Team HTC-Columbia is again using Scott Bicycles' Plasma 3 for this year's Giro d'Italia time trials after first introducing the new shape to the public at last year's event. Crafted with the help of former Formula 1 aerodynamicist Simon Smart and his team at UK-based Velo Science, Scott says the striking shape is better suited to time trialing than the previous Plasma 2.
One of the biggest changes is the much lower front end, complete with a Missile Evo integrated aero bar from team sponsor PRO and a menacing-looking stem positioned directly inline with the top tube. Lots of customization is built into the bar design, too, with multiple mounting holes for the extensions and arm rests, independently adjustable extension and arm rest heights, and three stem lengths.
Here, four-time Italian national time trial champion Marco Pinotti apparently prefers his base bar grips fairly low but his extensions significantly higher with narrowly spaced (just 19cm) elbow pads to yield level forearms.
Rather than use a separate nose cone or fork/stem extension as seen on early prototypes, Scott has instead opted for a more traditional hourglass-profile head tube and internal fork steerer that still minimizes frontal area but avoids any conflicts with the UCI's technical guidelines. And in fact, Scott marketing and public relations director Adrian Montgomery says the company has actually provided the sport's governing body with technical drawings at multiple stages of development in order to guarantee compliance.
The seat cluster sports a deep-profile seat tube that closely shadows the rear wheel and widely spaced seat stays that leave lots of room for air to pass cleanly through. Also helping the aero cause is the relocation of the rear brake to down near the bottom bracket, which includes press-fit bearing cups and especially tall junctures with the enormous down tube to provide good pedaling efficiency.
The chain stays are uniquely shaped, too, starting out very tall and narrow at the bottom bracket and closely following the sides of the rear wheel before making a quick jog towards the rear-entry carbon dropouts.
Up top is a telescoping aero-profile proprietary carbon fiber seatpost, held in place with a well integrated binder (plus a bit of friction material wedged in between the post and frame) and capped with a fi'zi:k Ares TT-specific saddle.
All of HTC-Columbia's Plasma 3s are fitted with Shimano's Dura-Ace Di2 electronic group, whose multiple shift button positions likely came in handy through some of the twists and turns on the road into Cuneo. Fully internal routing – even right through the Missile Evo's base bar, extensions, and stem – helps maintain the frame's clean lines, too, and the team has even developed its own under-saddle battery mount to keep it tucked out of the wind and easily accessible when it comes time to recharge the Li-ion cells.
For Wednesday's fast run into Cuneo, Pinotti ran HED wheels front and rear, including a Stinger Disc and deep-section Stinger 9 front tubular, and 22mm-wide Continental tubulars at both ends.

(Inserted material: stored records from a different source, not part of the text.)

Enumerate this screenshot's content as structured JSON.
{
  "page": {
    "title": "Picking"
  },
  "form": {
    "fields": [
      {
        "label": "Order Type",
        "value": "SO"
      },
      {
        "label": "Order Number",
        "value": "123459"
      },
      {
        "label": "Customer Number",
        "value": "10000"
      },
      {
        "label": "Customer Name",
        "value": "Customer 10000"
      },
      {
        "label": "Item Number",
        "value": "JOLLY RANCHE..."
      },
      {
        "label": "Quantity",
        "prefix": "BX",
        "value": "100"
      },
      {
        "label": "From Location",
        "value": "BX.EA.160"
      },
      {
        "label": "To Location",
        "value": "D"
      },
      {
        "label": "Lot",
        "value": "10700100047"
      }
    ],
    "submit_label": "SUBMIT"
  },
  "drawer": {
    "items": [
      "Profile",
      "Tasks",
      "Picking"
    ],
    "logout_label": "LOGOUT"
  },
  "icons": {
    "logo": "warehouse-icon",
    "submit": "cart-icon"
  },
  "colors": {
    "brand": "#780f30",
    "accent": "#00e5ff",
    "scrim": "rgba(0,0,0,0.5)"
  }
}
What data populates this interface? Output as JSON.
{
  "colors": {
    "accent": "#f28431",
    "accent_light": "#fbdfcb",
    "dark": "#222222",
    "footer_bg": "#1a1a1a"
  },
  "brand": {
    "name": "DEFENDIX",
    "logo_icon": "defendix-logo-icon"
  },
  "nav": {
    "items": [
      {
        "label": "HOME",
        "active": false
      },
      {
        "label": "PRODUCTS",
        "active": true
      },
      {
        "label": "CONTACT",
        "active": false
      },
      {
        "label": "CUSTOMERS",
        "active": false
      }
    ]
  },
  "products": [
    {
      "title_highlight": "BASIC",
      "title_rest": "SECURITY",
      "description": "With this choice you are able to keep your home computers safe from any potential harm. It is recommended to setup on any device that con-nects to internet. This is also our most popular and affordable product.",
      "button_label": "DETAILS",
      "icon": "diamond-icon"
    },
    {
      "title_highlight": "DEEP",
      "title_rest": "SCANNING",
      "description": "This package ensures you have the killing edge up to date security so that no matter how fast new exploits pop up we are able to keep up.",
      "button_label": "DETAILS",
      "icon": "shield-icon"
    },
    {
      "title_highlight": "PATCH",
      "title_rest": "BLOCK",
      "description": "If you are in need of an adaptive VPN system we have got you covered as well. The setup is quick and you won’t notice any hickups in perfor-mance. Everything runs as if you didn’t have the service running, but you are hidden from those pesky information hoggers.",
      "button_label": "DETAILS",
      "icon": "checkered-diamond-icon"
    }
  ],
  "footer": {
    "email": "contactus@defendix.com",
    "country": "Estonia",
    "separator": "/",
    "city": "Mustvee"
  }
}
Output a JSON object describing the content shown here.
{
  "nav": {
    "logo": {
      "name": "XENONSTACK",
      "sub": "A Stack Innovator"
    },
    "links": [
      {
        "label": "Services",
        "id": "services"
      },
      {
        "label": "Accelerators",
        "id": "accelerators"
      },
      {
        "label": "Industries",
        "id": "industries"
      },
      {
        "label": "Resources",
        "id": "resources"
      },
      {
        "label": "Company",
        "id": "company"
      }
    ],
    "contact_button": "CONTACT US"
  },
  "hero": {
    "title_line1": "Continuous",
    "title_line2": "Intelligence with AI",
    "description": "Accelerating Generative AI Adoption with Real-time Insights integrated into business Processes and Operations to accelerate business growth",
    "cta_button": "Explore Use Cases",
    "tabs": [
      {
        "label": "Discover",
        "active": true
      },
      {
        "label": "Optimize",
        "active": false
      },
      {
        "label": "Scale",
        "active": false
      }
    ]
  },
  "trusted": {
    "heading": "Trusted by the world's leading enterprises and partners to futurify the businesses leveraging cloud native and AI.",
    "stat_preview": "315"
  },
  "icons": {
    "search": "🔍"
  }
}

Complete bike specifications:
Thank you for reading 5 articles this month*
Join now for unlimited access
Enjoy your first month for just £1 / $1 / €1
*Read 5 free articles per month without a subscription
Join now for unlimited access
Try your first month for just £1 / $1 / €1
Thank you for signing up to Cycling News. You will receive a verification email shortly.
There was a problem. Please refresh the page and try again.